At the newly opened Le Coucou, chef Daniel Rose is cooking classic French dishes that make it clear why he became such a success in Paris at his restaurants Spring and La Bourse et La Vie. The most impressive of his New York dishes might just be “tout le lapin,” a.k.a. “all of the rabbit.” The $36 dish is actually the least expensive of all of the entrées on the menu, which makes its grand presentation a wonderful surprise — it arrives in three parts, all cooked quite differently. “The problem with rabbit is that it’s like chicken,” Rose explains. “It has a lot of elements, and it’s a shame to just eat the legs, or just eat the saddle, or just eat the front legs. The idea was to get it all into the same dish. But I guess we failed at that because it’s actually three dishes.” This dish is many things, but a failure certainly isn’t one of them. Here, Rose explains his step-by-step cooking process, and shares his recipe:
We start with a whole rabbit and remove the legs, the middle section, and the saddle. We start at the bottom and move up. The hind legs get marinated in mustard for the night, and then put in the oven with lots of onions for about four hours at a very low temperature — 185 degrees Fahrenheit.
We turn the onions as they’re cooking, and they make their own sauce as they sweat. It’s very delicious. We add a little bit of white wine, cook them down, and that’s it. There’s no butter in the dish at all.

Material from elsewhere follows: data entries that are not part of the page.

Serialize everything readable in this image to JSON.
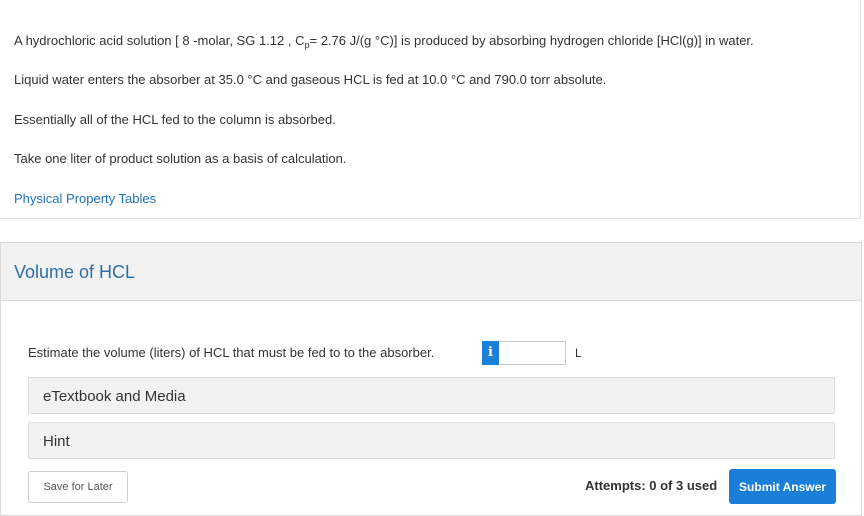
{
  "problem": {
    "line1_a": "A hydrochloric acid solution [ 8 -molar, SG 1.12 , C",
    "line1_sub": "p",
    "line1_b": "= 2.76 J/(g °C)] is produced by absorbing hydrogen chloride [HCl(g)] in water.",
    "line2": "Liquid water enters the absorber at 35.0 °C and gaseous HCL is fed at 10.0 °C and 790.0 torr absolute.",
    "line3": "Essentially all of the HCL fed to the column is absorbed.",
    "line4": "Take one liter of product solution as a basis of calculation.",
    "link": "Physical Property Tables"
  },
  "question": {
    "title": "Volume of HCL",
    "prompt": "Estimate the volume (liters) of HCL that must be fed to to the absorber.",
    "info_icon": "i",
    "answer_value": "",
    "unit": "L",
    "etextbook_label": "eTextbook and Media",
    "hint_label": "Hint",
    "save_label": "Save for Later",
    "attempts_text": "Attempts: 0 of 3 used",
    "submit_label": "Submit Answer"
  },
  "colors": {
    "accent": "#1a7fd8",
    "link": "#1f72b8",
    "title": "#2f6fa7",
    "panel_bg": "#f2f2f2"
  }
}
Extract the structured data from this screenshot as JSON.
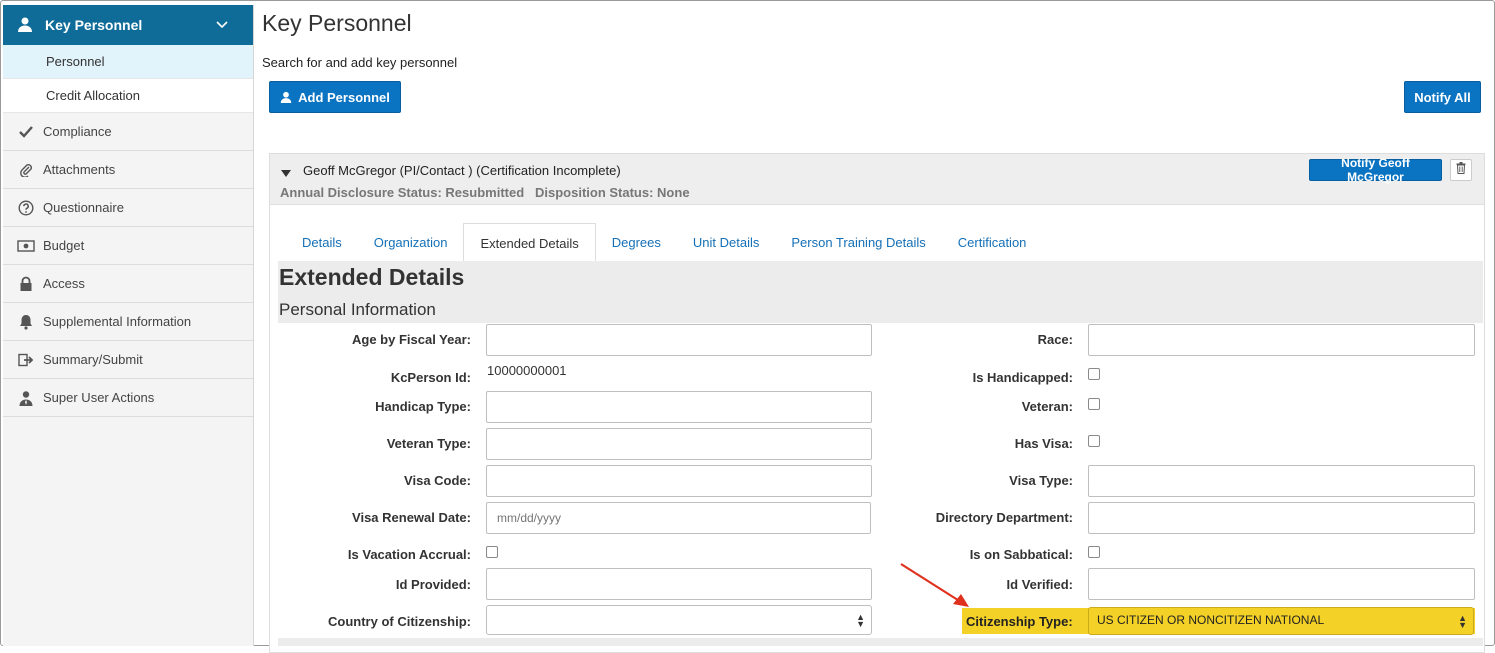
{
  "sidebar": {
    "header": "Key Personnel",
    "subitems": [
      "Personnel",
      "Credit Allocation"
    ],
    "items": [
      {
        "label": "Compliance",
        "icon": "check-icon"
      },
      {
        "label": "Attachments",
        "icon": "paperclip-icon"
      },
      {
        "label": "Questionnaire",
        "icon": "question-icon"
      },
      {
        "label": "Budget",
        "icon": "money-icon"
      },
      {
        "label": "Access",
        "icon": "lock-icon"
      },
      {
        "label": "Supplemental Information",
        "icon": "bell-icon"
      },
      {
        "label": "Summary/Submit",
        "icon": "submit-icon"
      },
      {
        "label": "Super User Actions",
        "icon": "super-user-icon"
      }
    ]
  },
  "main": {
    "title": "Key Personnel",
    "subtitle": "Search for and add key personnel",
    "add_button": "Add Personnel",
    "notify_all_button": "Notify All"
  },
  "person": {
    "name": "Geoff McGregor (PI/Contact ) (Certification Incomplete)",
    "disclosure": "Annual Disclosure Status: Resubmitted   Disposition Status: None",
    "notify_button": "Notify Geoff McGregor"
  },
  "tabs": [
    "Details",
    "Organization",
    "Extended Details",
    "Degrees",
    "Unit Details",
    "Person Training Details",
    "Certification"
  ],
  "extended": {
    "title": "Extended Details",
    "section": "Personal Information",
    "left_fields": {
      "age_by_fiscal_year": "Age by Fiscal Year:",
      "kcperson_id": "KcPerson Id:",
      "kcperson_id_value": "10000000001",
      "handicap_type": "Handicap Type:",
      "veteran_type": "Veteran Type:",
      "visa_code": "Visa Code:",
      "visa_renewal_date": "Visa Renewal Date:",
      "visa_renewal_placeholder": "mm/dd/yyyy",
      "is_vacation_accrual": "Is Vacation Accrual:",
      "id_provided": "Id Provided:",
      "country_of_citizenship": "Country of Citizenship:"
    },
    "right_fields": {
      "race": "Race:",
      "is_handicapped": "Is Handicapped:",
      "veteran": "Veteran:",
      "has_visa": "Has Visa:",
      "visa_type": "Visa Type:",
      "directory_department": "Directory Department:",
      "is_on_sabbatical": "Is on Sabbatical:",
      "id_verified": "Id Verified:",
      "citizenship_type": "Citizenship Type:",
      "citizenship_type_value": "US CITIZEN OR NONCITIZEN NATIONAL"
    }
  },
  "colors": {
    "primary": "#0a74c2",
    "sidebar_header": "#0f6b98",
    "highlight": "#f4d126",
    "annotation_arrow": "#e0301e"
  }
}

I know it sounds dumb, but it’s my crowning achievement. The richness of this dish comes from the ingredients themselves and the careful preparation. Rabbit, by nature, has that buttery quality. It doesn’t need more butter.
The legs go into the oven with the onions for a very long time, and then when we serve it, we take some of the juice that’s come out of the leg and the onions and pile it on top before we reheat it.
While that’s going on, we debone the saddle and chop up some liver.
We carefully roll the liver into the middle of the saddle, and cook the saddle.
That gets steamed and sliced into little medallions. They get colored a little bit.
Rabbit can be very peculiar. It can go mushy if you cook it too low, but it can also be very quickly overcooked.
With the front legs and the chest and some of the belly, we make a broth, which is what arrives in the pot. It’s very simple.
We color it lightly in a little olive oil, and then add water, bring it to a boil, and let it cook slowly. We then add carrots, onions, a little garlic, shallots. You can add anything you want. We use fresh parsley stems.
On the menu, there’s no way of knowing how grand it is before you get it. It’s disproportionate to someone next to you ordering another entrée, and it’s enough for two people, for sure. It might even be enough for three. This sounds dumb, but we have certain types of pots, and we had to fill the pot. You can’t put too little in the pot. I think those idiosyncrasies are nice, though, because it makes you feel like you’re not at a place that’s been too perfectly engineered.
We’re careful to choose things that seem just a little provocative, like rabbit. There’s nothing weird-tasting about rabbit. It’s a very familiar taste. But there’s an idea people have about bunnies, and I get it. My first waitress had a pet rabbit, and the only night she missed was the night her rabbit died, and I could never serve rabbit again. Americans have this idea that the taste is going to be wacky, or that people eat this as an adventure. But when people eat in France, they do it because they really like something. The taste is not an adventure.
There were two different ways of going about this project. One was to take the best of things we made at Spring and put them on the menu in New York. I come for a little while, and then I step away. Or we continue exploring what French food is here in New York, which I think is more of the track we’re going down.